RAW DATA:
Start of Block

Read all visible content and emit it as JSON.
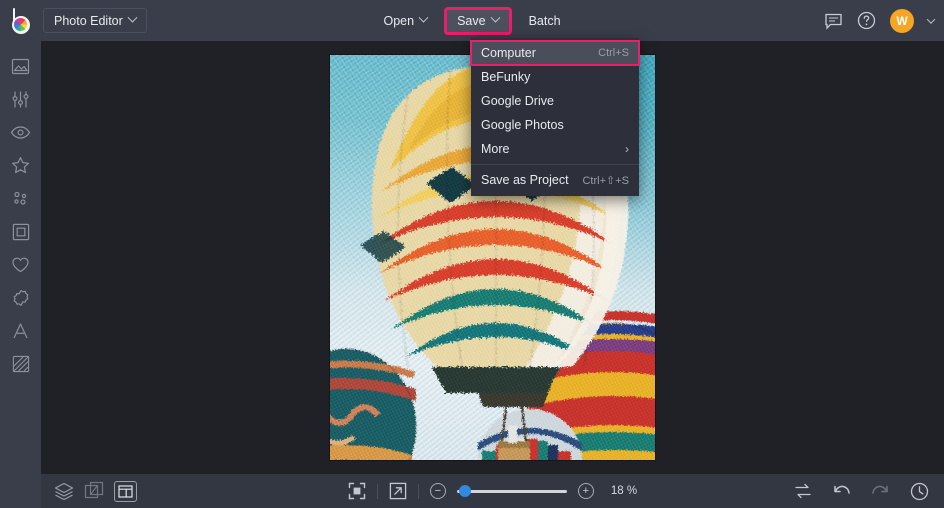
{
  "app": {
    "logo_name": "befunky-logo",
    "product_switcher": "Photo Editor"
  },
  "toolbar": {
    "open_label": "Open",
    "save_label": "Save",
    "batch_label": "Batch"
  },
  "topright": {
    "feedback_icon": "speech-bubble-icon",
    "help_icon": "help-circle-icon",
    "avatar_initial": "W"
  },
  "sidebar": {
    "items": [
      {
        "name": "image",
        "icon": "image-icon"
      },
      {
        "name": "edit",
        "icon": "sliders-icon"
      },
      {
        "name": "touch-up",
        "icon": "eye-icon"
      },
      {
        "name": "effects",
        "icon": "star-icon"
      },
      {
        "name": "artsy",
        "icon": "dots-icon"
      },
      {
        "name": "frames",
        "icon": "frame-icon"
      },
      {
        "name": "overlays",
        "icon": "heart-icon"
      },
      {
        "name": "graphics",
        "icon": "badge-icon"
      },
      {
        "name": "text",
        "icon": "text-a-icon"
      },
      {
        "name": "textures",
        "icon": "texture-icon"
      }
    ]
  },
  "save_menu": {
    "items": [
      {
        "label": "Computer",
        "shortcut": "Ctrl+S",
        "active": true,
        "submenu": false
      },
      {
        "label": "BeFunky",
        "shortcut": "",
        "active": false,
        "submenu": false
      },
      {
        "label": "Google Drive",
        "shortcut": "",
        "active": false,
        "submenu": false
      },
      {
        "label": "Google Photos",
        "shortcut": "",
        "active": false,
        "submenu": false
      },
      {
        "label": "More",
        "shortcut": "",
        "active": false,
        "submenu": true
      }
    ],
    "footer": {
      "label": "Save as Project",
      "shortcut": "Ctrl+⇧+S"
    },
    "submenu_arrow": "›"
  },
  "bottombar": {
    "layers_icon": "layers-icon",
    "transform_icon": "transform-icon",
    "panels_icon": "panel-layout-icon",
    "fit_icon": "fit-to-screen-icon",
    "fullscreen_icon": "expand-arrow-icon",
    "zoom_out_label": "−",
    "zoom_in_label": "+",
    "zoom_value": "18 %",
    "zoom_percent": 18,
    "compare_icon": "compare-swap-icon",
    "undo_icon": "undo-icon",
    "redo_icon": "redo-icon",
    "history_icon": "history-clock-icon"
  },
  "canvas": {
    "image_description": "Hot air balloons painterly effect",
    "background_color": "#1f2126"
  },
  "colors": {
    "topbar": "#3a3e4a",
    "menu_bg": "#2d303a",
    "highlight": "#ec1d6b",
    "accent_blue": "#2f8ae0",
    "avatar_orange": "#f5a623"
  }
}
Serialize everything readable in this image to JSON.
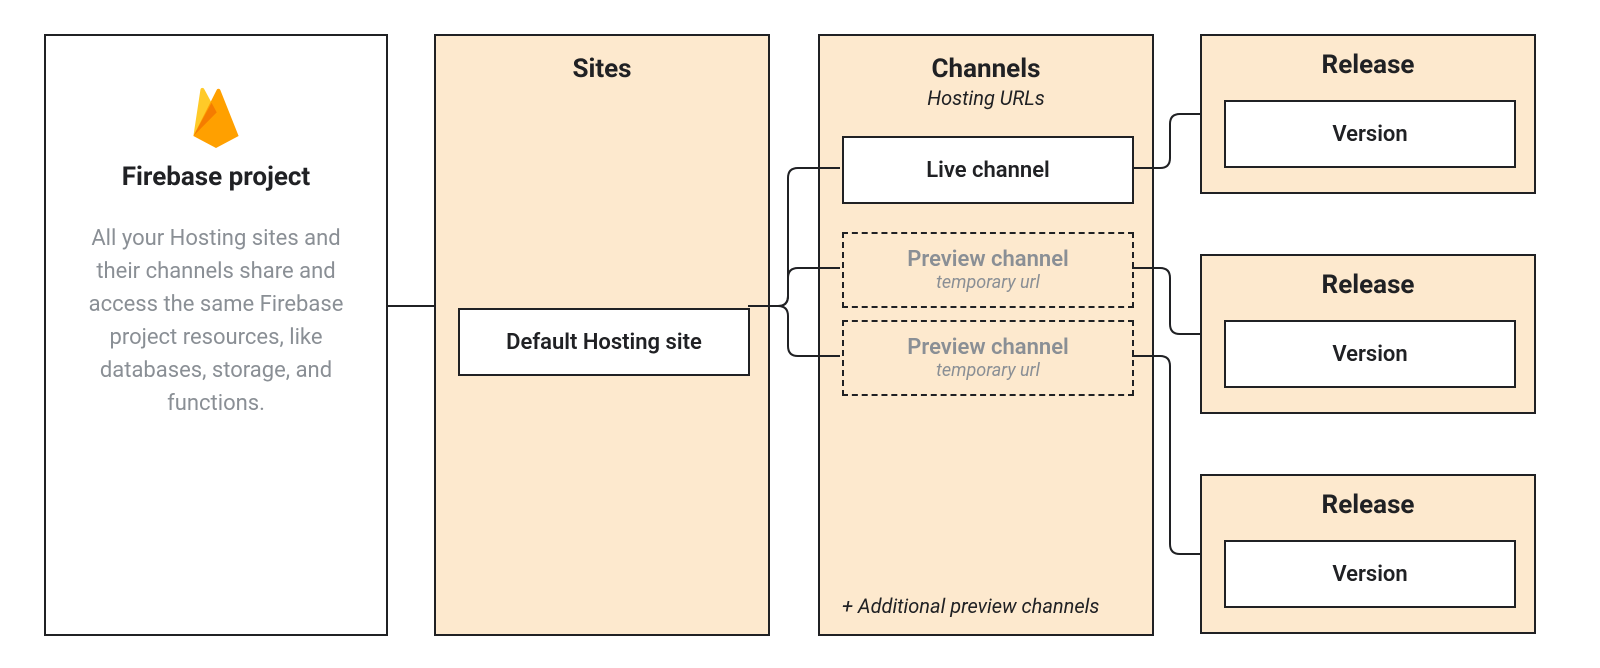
{
  "project": {
    "title": "Firebase project",
    "description": "All your Hosting sites and their channels share and access the same Firebase project resources, like databases, storage, and functions."
  },
  "sites": {
    "title": "Sites",
    "default_label": "Default Hosting site"
  },
  "channels": {
    "title": "Channels",
    "subtitle": "Hosting URLs",
    "live_label": "Live channel",
    "preview1_label": "Preview channel",
    "preview1_sub": "temporary url",
    "preview2_label": "Preview channel",
    "preview2_sub": "temporary url",
    "footer": "+ Additional preview channels"
  },
  "releases": {
    "r1_title": "Release",
    "r1_version": "Version",
    "r2_title": "Release",
    "r2_version": "Version",
    "r3_title": "Release",
    "r3_version": "Version"
  },
  "icons": {
    "firebase": "firebase-icon"
  }
}
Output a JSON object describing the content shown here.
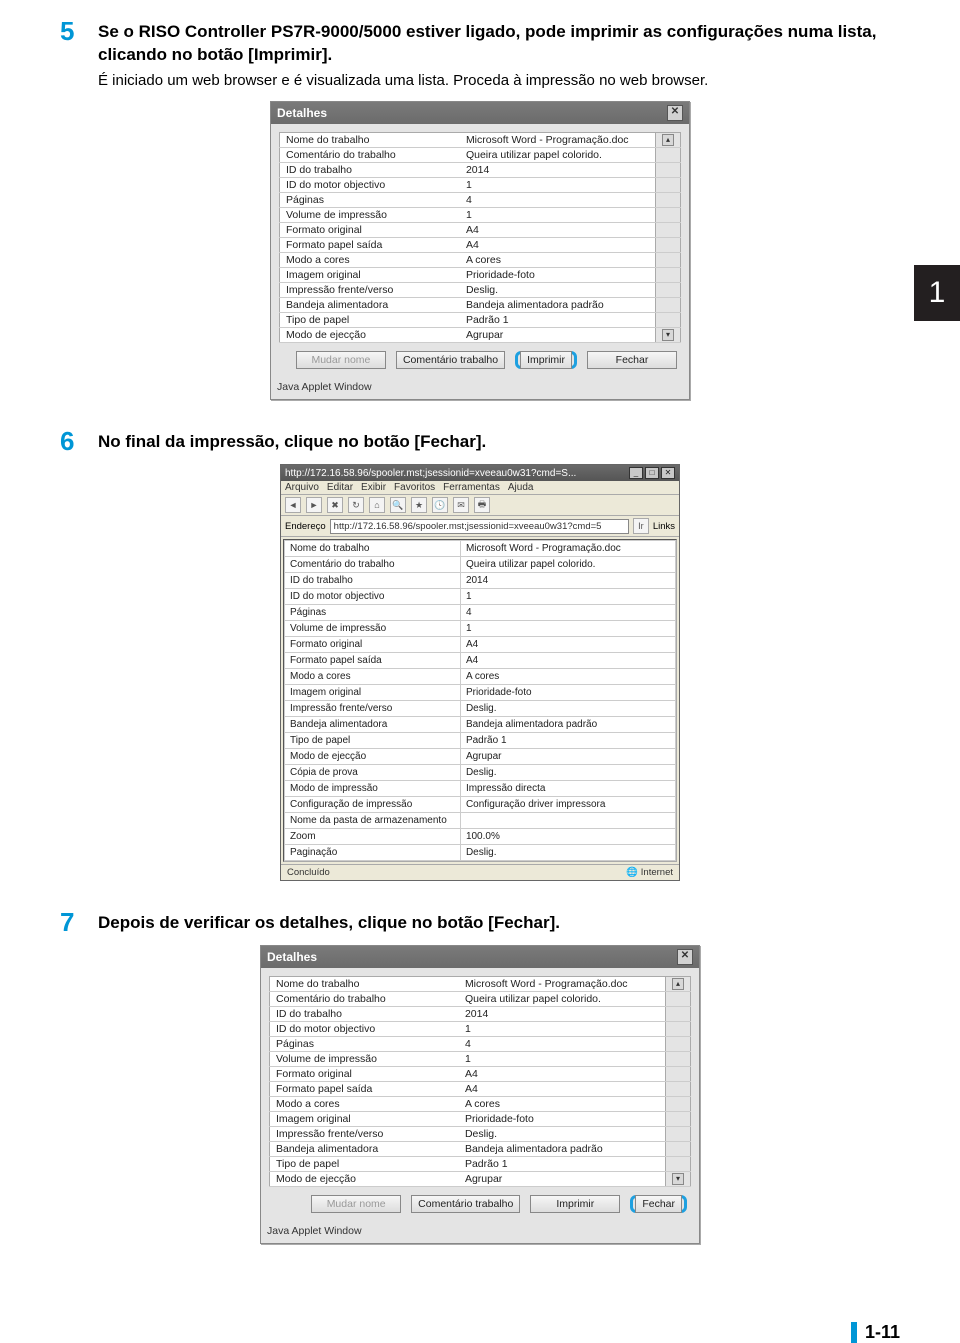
{
  "tab_marker": "1",
  "page_number": "1-11",
  "steps": {
    "s5": {
      "num": "5",
      "title": "Se o RISO Controller PS7R-9000/5000 estiver ligado, pode imprimir as configurações numa lista, clicando no botão [Imprimir].",
      "desc": "É iniciado um web browser e é visualizada uma lista. Proceda à impressão no web browser."
    },
    "s6": {
      "num": "6",
      "title": "No final da impressão, clique no botão [Fechar]."
    },
    "s7": {
      "num": "7",
      "title": "Depois de verificar os detalhes, clique no botão [Fechar]."
    }
  },
  "dlg": {
    "title": "Detalhes",
    "footer": "Java Applet Window",
    "buttons": {
      "rename": "Mudar nome",
      "comment": "Comentário trabalho",
      "print": "Imprimir",
      "close": "Fechar"
    },
    "rows1": [
      {
        "k": "Nome do trabalho",
        "v": "Microsoft Word - Programação.doc"
      },
      {
        "k": "Comentário do trabalho",
        "v": "Queira utilizar papel colorido."
      },
      {
        "k": "ID do trabalho",
        "v": "2014"
      },
      {
        "k": "ID do motor objectivo",
        "v": "1"
      },
      {
        "k": "Páginas",
        "v": "4"
      },
      {
        "k": "Volume de impressão",
        "v": "1"
      },
      {
        "k": "Formato original",
        "v": "A4"
      },
      {
        "k": "Formato papel saída",
        "v": "A4"
      },
      {
        "k": "Modo a cores",
        "v": "A cores"
      },
      {
        "k": "Imagem original",
        "v": "Prioridade-foto"
      },
      {
        "k": "Impressão frente/verso",
        "v": "Deslig."
      },
      {
        "k": "Bandeja alimentadora",
        "v": "Bandeja alimentadora padrão"
      },
      {
        "k": "Tipo de papel",
        "v": "Padrão 1"
      },
      {
        "k": "Modo de ejecção",
        "v": "Agrupar"
      }
    ],
    "rows3": [
      {
        "k": "Nome do trabalho",
        "v": "Microsoft Word - Programação.doc"
      },
      {
        "k": "Comentário do trabalho",
        "v": "Queira utilizar papel colorido."
      },
      {
        "k": "ID do trabalho",
        "v": "2014"
      },
      {
        "k": "ID do motor objectivo",
        "v": "1"
      },
      {
        "k": "Páginas",
        "v": "4"
      },
      {
        "k": "Volume de impressão",
        "v": "1"
      },
      {
        "k": "Formato original",
        "v": "A4"
      },
      {
        "k": "Formato papel saída",
        "v": "A4"
      },
      {
        "k": "Modo a cores",
        "v": "A cores"
      },
      {
        "k": "Imagem original",
        "v": "Prioridade-foto"
      },
      {
        "k": "Impressão frente/verso",
        "v": "Deslig."
      },
      {
        "k": "Bandeja alimentadora",
        "v": "Bandeja alimentadora padrão"
      },
      {
        "k": "Tipo de papel",
        "v": "Padrão 1"
      },
      {
        "k": "Modo de ejecção",
        "v": "Agrupar"
      }
    ]
  },
  "browser": {
    "title": "http://172.16.58.96/spooler.mst;jsessionid=xveeau0w31?cmd=S...",
    "menu": [
      "Arquivo",
      "Editar",
      "Exibir",
      "Favoritos",
      "Ferramentas",
      "Ajuda"
    ],
    "addr_label": "Endereço",
    "addr_value": "http://172.16.58.96/spooler.mst;jsessionid=xveeau0w31?cmd=5",
    "go": "Ir",
    "links": "Links",
    "rows": [
      {
        "k": "Nome do trabalho",
        "v": "Microsoft Word - Programação.doc"
      },
      {
        "k": "Comentário do trabalho",
        "v": "Queira utilizar papel colorido."
      },
      {
        "k": "ID do trabalho",
        "v": "2014"
      },
      {
        "k": "ID do motor objectivo",
        "v": "1"
      },
      {
        "k": "Páginas",
        "v": "4"
      },
      {
        "k": "Volume de impressão",
        "v": "1"
      },
      {
        "k": "Formato original",
        "v": "A4"
      },
      {
        "k": "Formato papel saída",
        "v": "A4"
      },
      {
        "k": "Modo a cores",
        "v": "A cores"
      },
      {
        "k": "Imagem original",
        "v": "Prioridade-foto"
      },
      {
        "k": "Impressão frente/verso",
        "v": "Deslig."
      },
      {
        "k": "Bandeja alimentadora",
        "v": "Bandeja alimentadora padrão"
      },
      {
        "k": "Tipo de papel",
        "v": "Padrão 1"
      },
      {
        "k": "Modo de ejecção",
        "v": "Agrupar"
      },
      {
        "k": "Cópia de prova",
        "v": "Deslig."
      },
      {
        "k": "Modo de impressão",
        "v": "Impressão directa"
      },
      {
        "k": "Configuração de impressão",
        "v": "Configuração driver impressora"
      },
      {
        "k": "Nome da pasta de armazenamento",
        "v": ""
      },
      {
        "k": "Zoom",
        "v": "100.0%"
      },
      {
        "k": "Paginação",
        "v": "Deslig."
      }
    ],
    "status_done": "Concluído",
    "status_zone": "Internet"
  }
}
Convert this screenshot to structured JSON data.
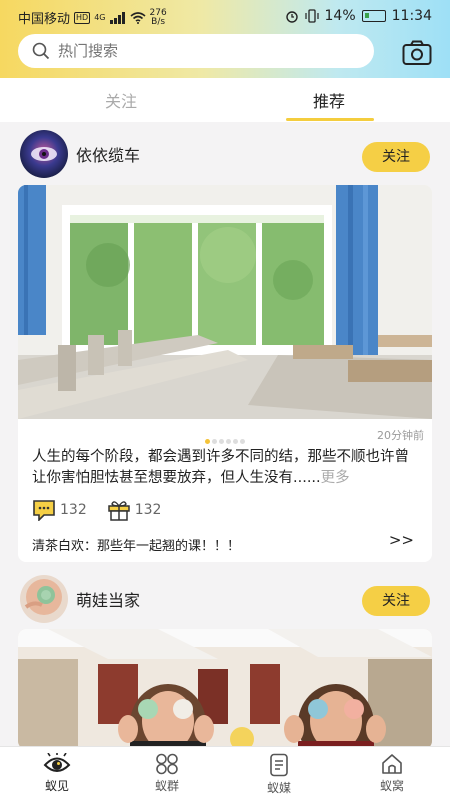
{
  "status_bar": {
    "carrier": "中国移动",
    "hd": "HD",
    "net": "4G",
    "speed": "276",
    "speed_unit": "B/s",
    "battery": "14%",
    "time": "11:34"
  },
  "search": {
    "placeholder": "热门搜索"
  },
  "tabs": [
    {
      "label": "关注",
      "active": false
    },
    {
      "label": "推荐",
      "active": true
    }
  ],
  "accent_color": "#f5cf45",
  "posts": [
    {
      "author": "依依缆车",
      "follow_label": "关注",
      "time": "20分钟前",
      "excerpt": "人生的每个阶段，都会遇到许多不同的结，那些不顺也许曾让你害怕胆怯甚至想要放弃，但人生没有......",
      "more_label": "更多",
      "comments": "132",
      "gifts": "132",
      "top_comment": "清茶白欢：那些年一起翘的课！！！",
      "more_arrow": ">>",
      "carousel": {
        "count": 6,
        "active_index": 0
      }
    },
    {
      "author": "萌娃当家",
      "follow_label": "关注"
    }
  ],
  "nav": [
    {
      "label": "蚁见",
      "icon": "eye-icon",
      "active": true
    },
    {
      "label": "蚁群",
      "icon": "grid-icon",
      "active": false
    },
    {
      "label": "蚁媒",
      "icon": "document-icon",
      "active": false
    },
    {
      "label": "蚁窝",
      "icon": "home-icon",
      "active": false
    }
  ]
}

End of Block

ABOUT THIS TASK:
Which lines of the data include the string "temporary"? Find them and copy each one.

EXERCISE ANSWER:
    "preview1_sub": "temporary url",
    "preview2_sub": "temporary url",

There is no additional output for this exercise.